What the task asks | State the number of lines in these records holding "group". Say nothing more.

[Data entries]

- Opening Delimiter -

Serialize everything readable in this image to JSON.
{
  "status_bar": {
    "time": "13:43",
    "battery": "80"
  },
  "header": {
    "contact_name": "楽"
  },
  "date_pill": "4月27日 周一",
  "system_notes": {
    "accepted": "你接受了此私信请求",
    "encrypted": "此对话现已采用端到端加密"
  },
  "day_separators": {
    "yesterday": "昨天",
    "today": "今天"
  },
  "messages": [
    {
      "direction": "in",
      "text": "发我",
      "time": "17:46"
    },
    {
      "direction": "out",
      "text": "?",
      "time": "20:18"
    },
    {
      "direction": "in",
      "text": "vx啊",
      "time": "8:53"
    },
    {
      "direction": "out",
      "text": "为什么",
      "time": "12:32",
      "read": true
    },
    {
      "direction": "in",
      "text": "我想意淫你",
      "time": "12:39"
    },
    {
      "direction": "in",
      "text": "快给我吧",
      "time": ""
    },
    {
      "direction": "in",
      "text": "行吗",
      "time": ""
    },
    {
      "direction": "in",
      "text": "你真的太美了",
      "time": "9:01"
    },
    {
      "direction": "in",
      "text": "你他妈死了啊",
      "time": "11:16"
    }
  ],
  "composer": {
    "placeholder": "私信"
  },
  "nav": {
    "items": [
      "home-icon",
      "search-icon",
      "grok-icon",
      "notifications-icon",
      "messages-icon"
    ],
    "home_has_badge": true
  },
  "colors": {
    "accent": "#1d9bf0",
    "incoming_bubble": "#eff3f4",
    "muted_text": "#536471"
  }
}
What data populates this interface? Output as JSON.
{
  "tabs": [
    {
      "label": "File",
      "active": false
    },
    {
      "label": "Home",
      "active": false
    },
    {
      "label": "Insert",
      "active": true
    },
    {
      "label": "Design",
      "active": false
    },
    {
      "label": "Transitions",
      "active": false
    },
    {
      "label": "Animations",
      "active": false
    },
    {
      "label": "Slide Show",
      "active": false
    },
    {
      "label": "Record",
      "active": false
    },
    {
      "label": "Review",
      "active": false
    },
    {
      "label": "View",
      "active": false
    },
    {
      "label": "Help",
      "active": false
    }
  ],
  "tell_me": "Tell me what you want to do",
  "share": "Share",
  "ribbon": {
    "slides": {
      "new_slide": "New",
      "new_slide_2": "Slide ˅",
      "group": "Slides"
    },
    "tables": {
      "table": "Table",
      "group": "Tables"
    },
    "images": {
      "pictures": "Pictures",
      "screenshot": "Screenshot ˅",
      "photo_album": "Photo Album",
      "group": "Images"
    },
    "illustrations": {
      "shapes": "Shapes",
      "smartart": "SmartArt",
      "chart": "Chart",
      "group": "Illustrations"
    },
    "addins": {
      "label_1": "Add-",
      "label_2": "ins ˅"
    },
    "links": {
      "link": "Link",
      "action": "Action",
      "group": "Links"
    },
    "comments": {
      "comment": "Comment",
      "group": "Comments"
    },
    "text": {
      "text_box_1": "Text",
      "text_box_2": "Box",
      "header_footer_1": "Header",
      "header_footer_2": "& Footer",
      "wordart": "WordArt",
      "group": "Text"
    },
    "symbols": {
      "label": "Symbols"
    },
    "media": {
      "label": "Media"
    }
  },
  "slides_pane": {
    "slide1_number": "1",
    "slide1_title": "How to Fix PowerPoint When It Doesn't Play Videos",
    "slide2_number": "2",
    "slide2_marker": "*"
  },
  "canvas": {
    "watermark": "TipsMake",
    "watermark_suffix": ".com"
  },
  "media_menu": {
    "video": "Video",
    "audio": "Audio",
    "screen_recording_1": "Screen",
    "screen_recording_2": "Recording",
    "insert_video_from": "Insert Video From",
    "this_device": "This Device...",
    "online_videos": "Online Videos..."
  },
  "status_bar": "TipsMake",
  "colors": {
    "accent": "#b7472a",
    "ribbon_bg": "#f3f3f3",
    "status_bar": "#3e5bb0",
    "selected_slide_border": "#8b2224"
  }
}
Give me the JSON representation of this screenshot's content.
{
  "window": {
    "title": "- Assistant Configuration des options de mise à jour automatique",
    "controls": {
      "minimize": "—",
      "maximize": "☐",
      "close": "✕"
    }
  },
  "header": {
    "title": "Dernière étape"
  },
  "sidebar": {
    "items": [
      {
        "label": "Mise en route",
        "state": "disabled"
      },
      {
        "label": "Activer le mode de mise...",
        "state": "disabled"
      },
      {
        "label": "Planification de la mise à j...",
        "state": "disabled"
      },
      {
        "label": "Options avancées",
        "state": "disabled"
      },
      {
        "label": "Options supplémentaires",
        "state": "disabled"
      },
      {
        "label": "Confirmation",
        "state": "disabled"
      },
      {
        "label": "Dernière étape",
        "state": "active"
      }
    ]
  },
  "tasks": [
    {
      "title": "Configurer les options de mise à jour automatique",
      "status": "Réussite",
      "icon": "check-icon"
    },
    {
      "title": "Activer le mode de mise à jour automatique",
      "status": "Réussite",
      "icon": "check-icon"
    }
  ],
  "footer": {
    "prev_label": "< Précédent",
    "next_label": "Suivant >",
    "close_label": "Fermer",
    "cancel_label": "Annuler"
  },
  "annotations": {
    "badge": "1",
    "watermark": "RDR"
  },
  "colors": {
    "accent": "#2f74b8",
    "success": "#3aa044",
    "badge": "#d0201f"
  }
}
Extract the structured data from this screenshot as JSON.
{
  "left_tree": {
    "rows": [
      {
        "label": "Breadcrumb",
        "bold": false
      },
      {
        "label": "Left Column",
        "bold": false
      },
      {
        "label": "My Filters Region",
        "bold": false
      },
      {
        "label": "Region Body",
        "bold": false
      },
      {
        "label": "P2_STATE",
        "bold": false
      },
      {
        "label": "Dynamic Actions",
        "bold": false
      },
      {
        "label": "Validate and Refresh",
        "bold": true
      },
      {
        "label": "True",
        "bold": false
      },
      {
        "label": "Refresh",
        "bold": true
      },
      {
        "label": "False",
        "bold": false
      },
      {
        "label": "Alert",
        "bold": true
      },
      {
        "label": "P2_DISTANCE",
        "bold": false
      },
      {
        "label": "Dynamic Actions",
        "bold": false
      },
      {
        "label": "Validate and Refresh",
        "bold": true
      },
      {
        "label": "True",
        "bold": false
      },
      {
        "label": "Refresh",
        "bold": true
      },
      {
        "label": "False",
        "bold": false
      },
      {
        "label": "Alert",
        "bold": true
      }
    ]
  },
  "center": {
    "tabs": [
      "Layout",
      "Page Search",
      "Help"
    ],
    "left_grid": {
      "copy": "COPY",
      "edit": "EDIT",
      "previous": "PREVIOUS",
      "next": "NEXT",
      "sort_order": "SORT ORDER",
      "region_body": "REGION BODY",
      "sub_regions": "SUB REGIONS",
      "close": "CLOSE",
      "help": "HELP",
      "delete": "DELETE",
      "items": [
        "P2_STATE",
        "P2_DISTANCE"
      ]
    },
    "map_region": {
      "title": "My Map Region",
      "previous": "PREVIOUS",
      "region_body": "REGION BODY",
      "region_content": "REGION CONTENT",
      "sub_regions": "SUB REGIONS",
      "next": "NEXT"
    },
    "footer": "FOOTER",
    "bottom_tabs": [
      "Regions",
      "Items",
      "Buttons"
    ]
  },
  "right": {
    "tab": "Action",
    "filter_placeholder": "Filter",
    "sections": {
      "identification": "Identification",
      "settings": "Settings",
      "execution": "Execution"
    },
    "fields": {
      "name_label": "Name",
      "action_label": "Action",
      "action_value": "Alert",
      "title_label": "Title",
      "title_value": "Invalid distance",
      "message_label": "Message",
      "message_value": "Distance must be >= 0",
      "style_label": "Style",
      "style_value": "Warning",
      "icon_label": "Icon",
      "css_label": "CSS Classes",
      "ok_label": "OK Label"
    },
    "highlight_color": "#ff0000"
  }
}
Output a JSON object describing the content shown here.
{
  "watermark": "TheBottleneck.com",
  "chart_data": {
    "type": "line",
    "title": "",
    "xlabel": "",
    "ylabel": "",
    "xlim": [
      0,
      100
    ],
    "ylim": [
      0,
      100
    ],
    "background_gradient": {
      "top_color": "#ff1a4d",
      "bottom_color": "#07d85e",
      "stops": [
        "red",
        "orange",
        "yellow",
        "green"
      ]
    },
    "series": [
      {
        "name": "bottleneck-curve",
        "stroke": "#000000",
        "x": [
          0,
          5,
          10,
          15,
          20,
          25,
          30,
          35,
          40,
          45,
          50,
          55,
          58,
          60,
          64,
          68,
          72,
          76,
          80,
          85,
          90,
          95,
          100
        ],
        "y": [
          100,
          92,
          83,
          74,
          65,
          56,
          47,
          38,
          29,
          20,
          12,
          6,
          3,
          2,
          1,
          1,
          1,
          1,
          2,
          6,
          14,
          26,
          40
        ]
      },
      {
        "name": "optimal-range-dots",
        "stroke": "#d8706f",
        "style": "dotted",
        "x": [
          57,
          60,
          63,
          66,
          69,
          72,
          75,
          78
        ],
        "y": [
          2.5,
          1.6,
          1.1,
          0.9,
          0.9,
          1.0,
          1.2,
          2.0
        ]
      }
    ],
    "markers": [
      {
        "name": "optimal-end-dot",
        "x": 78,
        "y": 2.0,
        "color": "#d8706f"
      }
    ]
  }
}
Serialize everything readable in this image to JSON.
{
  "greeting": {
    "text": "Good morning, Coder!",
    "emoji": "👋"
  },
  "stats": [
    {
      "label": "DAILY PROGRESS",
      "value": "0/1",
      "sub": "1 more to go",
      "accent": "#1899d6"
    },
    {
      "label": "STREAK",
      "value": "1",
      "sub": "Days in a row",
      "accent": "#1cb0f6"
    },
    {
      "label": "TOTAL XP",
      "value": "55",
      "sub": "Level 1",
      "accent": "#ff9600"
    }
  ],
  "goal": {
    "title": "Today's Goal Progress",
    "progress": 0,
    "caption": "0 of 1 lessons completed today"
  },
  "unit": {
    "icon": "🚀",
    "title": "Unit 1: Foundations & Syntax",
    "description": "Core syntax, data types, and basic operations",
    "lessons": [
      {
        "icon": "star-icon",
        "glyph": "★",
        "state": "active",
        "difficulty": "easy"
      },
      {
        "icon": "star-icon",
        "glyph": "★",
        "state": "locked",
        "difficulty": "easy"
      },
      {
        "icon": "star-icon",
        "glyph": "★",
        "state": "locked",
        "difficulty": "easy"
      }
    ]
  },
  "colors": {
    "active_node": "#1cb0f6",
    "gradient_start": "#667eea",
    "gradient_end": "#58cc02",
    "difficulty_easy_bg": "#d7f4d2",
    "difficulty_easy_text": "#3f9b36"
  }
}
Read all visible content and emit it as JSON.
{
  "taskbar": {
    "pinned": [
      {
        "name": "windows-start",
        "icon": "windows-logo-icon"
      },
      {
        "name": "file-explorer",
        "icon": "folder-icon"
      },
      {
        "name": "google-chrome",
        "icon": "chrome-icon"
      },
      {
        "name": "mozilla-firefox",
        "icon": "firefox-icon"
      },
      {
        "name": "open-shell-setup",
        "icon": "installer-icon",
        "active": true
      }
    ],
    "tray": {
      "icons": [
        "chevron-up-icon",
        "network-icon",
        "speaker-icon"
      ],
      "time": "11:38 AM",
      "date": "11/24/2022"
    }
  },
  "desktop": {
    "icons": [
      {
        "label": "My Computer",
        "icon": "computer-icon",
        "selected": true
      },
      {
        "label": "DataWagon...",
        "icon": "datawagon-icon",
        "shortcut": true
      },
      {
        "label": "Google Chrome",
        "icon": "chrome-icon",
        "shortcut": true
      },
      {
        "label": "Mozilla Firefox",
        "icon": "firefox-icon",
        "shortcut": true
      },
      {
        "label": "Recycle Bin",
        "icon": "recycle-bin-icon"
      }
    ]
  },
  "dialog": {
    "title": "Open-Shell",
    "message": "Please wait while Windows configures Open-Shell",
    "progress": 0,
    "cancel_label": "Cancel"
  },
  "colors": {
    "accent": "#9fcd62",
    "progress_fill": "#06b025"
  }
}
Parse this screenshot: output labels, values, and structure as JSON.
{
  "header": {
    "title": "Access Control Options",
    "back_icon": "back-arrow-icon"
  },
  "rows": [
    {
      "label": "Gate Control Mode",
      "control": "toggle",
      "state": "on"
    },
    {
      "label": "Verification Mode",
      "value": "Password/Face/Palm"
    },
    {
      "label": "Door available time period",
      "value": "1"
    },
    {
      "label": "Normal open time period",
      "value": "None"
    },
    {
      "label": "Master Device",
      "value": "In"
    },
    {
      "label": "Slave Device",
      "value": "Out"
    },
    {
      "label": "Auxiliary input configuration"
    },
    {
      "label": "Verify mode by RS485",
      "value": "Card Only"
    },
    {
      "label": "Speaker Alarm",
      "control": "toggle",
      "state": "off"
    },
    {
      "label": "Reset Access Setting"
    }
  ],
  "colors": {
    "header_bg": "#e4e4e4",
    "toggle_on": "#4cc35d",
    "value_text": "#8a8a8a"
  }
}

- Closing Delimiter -

Finished exercise | 7